Stander (2004) ($31,651) — This one I take personally. It was among the first films I reviewed — and raved about — though my review never even appeared in the local publication I wrote it for, since the movie’s Boston opening was cancelled. Its distributor released Stander in only seven theaters for a single week, despite generally positive reviews and an inclusion on Entertainment Weekly’s “Must List.” Whether they were scared off by the Afrikaner accents, the unironic use of the period setting, or its moral and political ambiguities, Newmarket Films carelessly dismissed my all-time favorite movie about a cop-turned-bank-robber in Apartheid-era South Africa.
OK, part of its appeal is that it’s the only movie I’ve yet come across about a cop-turned-bank-robber in Apartheid-era South Africa, so its novelty helps it stand out among so many cookie-cutter studio films.

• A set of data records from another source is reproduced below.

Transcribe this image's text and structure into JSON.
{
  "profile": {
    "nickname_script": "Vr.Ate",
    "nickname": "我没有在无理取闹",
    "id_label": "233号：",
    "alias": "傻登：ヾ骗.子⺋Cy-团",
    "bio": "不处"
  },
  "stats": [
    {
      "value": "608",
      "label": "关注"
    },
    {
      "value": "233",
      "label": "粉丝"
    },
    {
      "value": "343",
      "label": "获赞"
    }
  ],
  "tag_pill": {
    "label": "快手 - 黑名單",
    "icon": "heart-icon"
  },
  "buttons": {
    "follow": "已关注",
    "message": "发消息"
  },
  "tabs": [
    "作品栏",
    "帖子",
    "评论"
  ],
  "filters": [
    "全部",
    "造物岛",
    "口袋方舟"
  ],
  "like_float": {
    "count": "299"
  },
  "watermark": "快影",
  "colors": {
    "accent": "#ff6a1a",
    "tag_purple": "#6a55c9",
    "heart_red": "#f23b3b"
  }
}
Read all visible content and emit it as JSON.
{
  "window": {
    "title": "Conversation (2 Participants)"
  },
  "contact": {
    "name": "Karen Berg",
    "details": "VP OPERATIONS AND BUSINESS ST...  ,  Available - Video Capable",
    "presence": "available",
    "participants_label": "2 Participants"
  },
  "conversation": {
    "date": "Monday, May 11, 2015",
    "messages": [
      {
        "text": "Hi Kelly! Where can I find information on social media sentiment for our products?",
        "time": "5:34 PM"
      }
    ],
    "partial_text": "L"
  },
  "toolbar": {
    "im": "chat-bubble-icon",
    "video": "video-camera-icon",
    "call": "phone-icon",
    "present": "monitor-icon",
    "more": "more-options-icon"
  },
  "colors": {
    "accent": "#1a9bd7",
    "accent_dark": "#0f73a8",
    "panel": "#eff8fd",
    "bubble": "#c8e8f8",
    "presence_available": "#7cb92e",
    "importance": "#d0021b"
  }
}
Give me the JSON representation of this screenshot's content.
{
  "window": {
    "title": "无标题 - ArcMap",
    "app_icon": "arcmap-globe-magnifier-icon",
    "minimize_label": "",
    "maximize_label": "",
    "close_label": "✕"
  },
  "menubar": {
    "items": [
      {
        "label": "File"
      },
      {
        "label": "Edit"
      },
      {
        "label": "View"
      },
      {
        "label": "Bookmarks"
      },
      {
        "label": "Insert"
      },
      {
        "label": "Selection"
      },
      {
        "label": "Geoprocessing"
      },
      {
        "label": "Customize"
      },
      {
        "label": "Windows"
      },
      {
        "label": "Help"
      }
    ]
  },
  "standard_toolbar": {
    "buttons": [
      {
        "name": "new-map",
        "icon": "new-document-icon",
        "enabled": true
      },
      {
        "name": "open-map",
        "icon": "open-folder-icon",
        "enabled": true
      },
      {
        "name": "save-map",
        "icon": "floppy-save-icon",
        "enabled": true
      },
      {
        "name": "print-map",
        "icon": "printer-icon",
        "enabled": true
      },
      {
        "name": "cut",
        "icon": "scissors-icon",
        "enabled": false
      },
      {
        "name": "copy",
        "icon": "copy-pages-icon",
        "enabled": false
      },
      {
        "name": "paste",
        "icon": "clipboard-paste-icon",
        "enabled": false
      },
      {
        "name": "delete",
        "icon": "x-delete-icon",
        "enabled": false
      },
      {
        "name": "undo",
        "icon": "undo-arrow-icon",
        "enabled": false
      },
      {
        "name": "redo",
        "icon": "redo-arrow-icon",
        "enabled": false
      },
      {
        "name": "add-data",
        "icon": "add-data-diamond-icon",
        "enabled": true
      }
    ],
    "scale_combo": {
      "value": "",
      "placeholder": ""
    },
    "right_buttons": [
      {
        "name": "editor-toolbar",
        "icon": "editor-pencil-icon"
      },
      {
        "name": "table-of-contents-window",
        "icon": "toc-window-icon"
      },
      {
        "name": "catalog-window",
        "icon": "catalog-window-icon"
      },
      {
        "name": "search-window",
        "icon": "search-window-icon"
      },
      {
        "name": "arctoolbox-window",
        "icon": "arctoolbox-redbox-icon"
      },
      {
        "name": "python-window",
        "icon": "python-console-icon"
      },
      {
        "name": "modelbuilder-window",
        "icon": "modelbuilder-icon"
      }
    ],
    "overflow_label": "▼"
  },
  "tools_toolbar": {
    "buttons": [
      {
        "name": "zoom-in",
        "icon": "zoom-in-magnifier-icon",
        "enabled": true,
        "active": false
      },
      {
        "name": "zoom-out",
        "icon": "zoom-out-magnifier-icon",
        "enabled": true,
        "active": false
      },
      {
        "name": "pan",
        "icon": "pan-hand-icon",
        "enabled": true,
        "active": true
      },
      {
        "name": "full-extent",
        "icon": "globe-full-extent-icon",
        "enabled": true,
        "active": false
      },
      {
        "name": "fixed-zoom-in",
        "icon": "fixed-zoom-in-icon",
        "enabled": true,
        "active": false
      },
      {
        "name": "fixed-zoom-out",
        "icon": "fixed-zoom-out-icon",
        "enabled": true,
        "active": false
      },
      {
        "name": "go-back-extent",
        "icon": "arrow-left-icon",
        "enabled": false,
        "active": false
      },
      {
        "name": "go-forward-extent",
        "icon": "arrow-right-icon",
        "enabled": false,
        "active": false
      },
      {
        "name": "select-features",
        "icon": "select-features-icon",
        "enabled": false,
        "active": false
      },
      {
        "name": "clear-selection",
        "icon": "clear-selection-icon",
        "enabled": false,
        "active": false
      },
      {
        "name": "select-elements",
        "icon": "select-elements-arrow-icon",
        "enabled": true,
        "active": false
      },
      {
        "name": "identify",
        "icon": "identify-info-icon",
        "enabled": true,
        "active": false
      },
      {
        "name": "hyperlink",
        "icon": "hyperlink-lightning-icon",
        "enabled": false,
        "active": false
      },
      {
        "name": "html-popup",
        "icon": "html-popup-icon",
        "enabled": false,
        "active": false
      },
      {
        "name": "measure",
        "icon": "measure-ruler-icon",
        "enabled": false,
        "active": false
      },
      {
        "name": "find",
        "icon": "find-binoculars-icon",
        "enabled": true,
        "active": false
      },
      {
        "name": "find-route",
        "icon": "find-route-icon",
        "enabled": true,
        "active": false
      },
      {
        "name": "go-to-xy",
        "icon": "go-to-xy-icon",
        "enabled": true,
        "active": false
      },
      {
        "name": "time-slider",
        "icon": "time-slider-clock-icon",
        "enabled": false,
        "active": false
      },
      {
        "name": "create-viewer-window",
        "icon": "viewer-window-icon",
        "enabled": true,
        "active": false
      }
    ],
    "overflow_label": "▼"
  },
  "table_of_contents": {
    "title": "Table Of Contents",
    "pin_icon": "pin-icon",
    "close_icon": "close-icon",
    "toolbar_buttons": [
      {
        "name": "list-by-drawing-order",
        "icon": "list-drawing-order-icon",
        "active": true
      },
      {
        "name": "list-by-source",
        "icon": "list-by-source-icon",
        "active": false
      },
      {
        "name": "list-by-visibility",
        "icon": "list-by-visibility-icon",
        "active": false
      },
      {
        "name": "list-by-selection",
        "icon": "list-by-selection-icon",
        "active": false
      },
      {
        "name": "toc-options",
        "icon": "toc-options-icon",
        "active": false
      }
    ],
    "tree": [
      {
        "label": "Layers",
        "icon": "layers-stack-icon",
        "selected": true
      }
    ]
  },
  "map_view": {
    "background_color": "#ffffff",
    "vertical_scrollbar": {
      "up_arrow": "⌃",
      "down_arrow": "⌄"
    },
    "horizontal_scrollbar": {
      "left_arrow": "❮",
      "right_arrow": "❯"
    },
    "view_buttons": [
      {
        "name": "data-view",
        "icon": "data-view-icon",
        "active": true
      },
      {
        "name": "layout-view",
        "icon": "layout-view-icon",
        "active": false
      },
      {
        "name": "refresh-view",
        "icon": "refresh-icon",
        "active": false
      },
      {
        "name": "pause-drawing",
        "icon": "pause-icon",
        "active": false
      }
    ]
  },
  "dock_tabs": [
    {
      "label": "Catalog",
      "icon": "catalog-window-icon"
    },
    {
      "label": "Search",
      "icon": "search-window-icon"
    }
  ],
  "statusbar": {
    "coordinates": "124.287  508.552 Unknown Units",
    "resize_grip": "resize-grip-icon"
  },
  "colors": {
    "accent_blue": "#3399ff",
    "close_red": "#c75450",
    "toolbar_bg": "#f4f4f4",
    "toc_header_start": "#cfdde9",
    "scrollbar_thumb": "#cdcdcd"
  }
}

But the novelty would be useless if it were all Stander had to offer; instead it just gets your attention long enough for you to notice how director Bronwen Hughes so thoroughly captures the look and feel of both the period and the place, and how Thomas Jane gives a completely persuasive and often moving performance. Stander has every element it would need to appeal to the mass audience — sex, violence, guns, car chases — but in a world before The Interpreter and The Constant Gardener, no one knew how to market a film with African racial conflict as its backdrop, so the mass audience — hell, even the indie audience — never got a chance to see it in theaters. And that’s a real shame because, as enjoyable as it is on DVD — and it is enjoyable, and everyone reading this should rent/buy/Netflix it right away — the major action sequences lose a lot of their impact when seen on a tiny little TV screen. — JF
Correction: The fourth sentence in the opening paragraph of this article originally stated simply (and inaccurately) “foreign films” rather than “foreign-language films.”
Guides | September 7, 2006 | Comments ()